Carboxymethyllysine (CML) and other advanced glycation end products (AGEs) have been shown to affect diseases such as diabetes, cancer, and Alzheimer’s by inducing oxidative stress, inflammation, and tissue damage. CML is formed in foods through Maillard browning reactions and through various mechanisms that are affected by time, temperature, pH, water activity, trace metals, and antioxidants. Natural antioxidants can be found in plant and fruit extracts, as well as in spices. The research contained herein is in two parts. The first part includes preliminary work, which examines the percent recovery of CML from various solid phase extraction columns, the analysis of CML in maple syrup, barbeque sauce, honey, and infant formula. The data show that solid phase extraction with a C-18 cartridge produced the highest percent recovery when using a CML standard at 100 ppb, with a recovery of 69%. Furthermore, the analysis of the syrups and sauces is inconclusive, due to the very low levels of CML detected in the infant formula, and the complications due to the high levels of reducing sugars. The second part of the research examines the effect that cinnamon, onion, garlic, black pepper, and rosemary have on CML levels in biscuits. The data show that all of the spices inhibit the formation of CML, at each of the 0.5%, 1%, and 2% levels used in the experiment, by a minimum of 3% in 2% onion samples and a maximum of 79% in 0.5% cinnamon samples when looking at the cumulative data. When looking subsets of the data, the CML inhibition was a minimum of 59% in 2% onion samples and a maximum of 74% in 0.5% cinnamon samples. Other trends can be observed in the chroma values in the CML color data, which suggest that chroma values decrease as the spice level increases, but these are not statistically significant.

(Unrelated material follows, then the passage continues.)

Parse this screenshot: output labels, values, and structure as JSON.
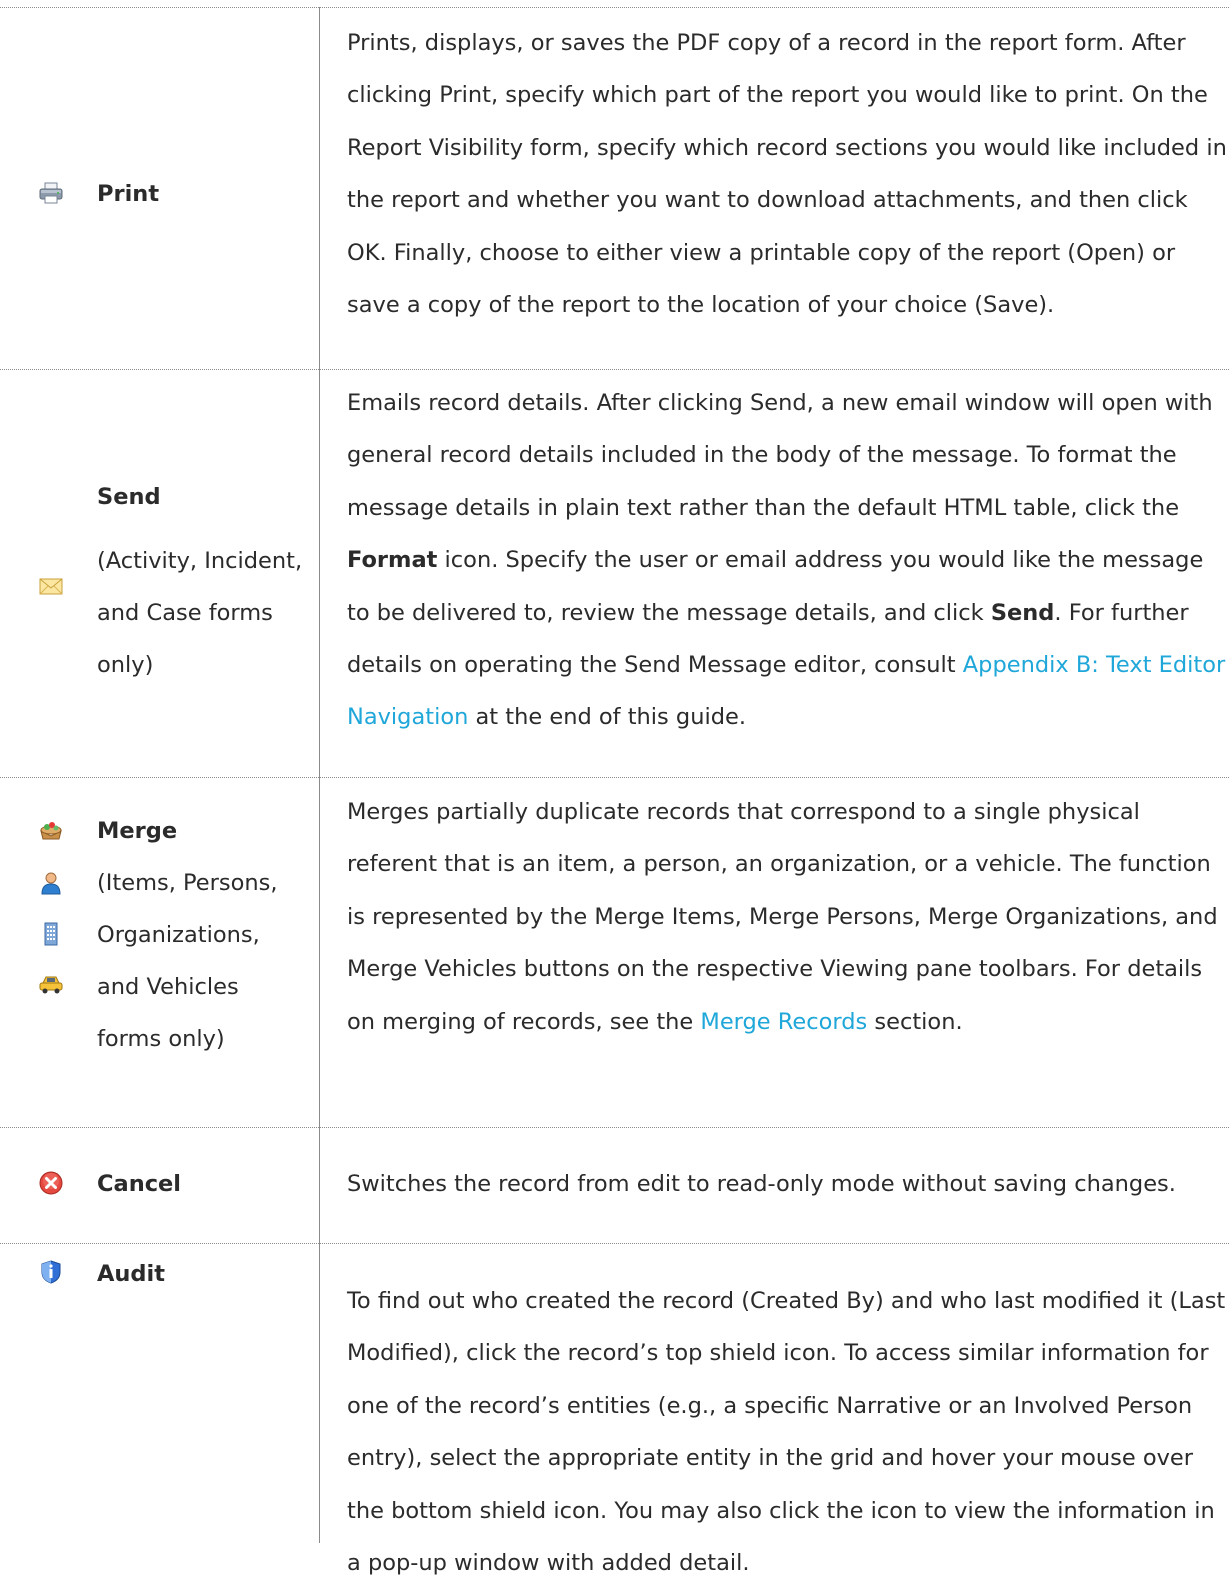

They may be due to color from the spices themselves, or to the chemical changes in the Maillard reaction.



Maillard browning, spices, food chemistry, AGEs, Spices, Food chemistry, AGEs

Graduation Month



Master of Science


Food Science Institute

Major Professor

J. Scott Smith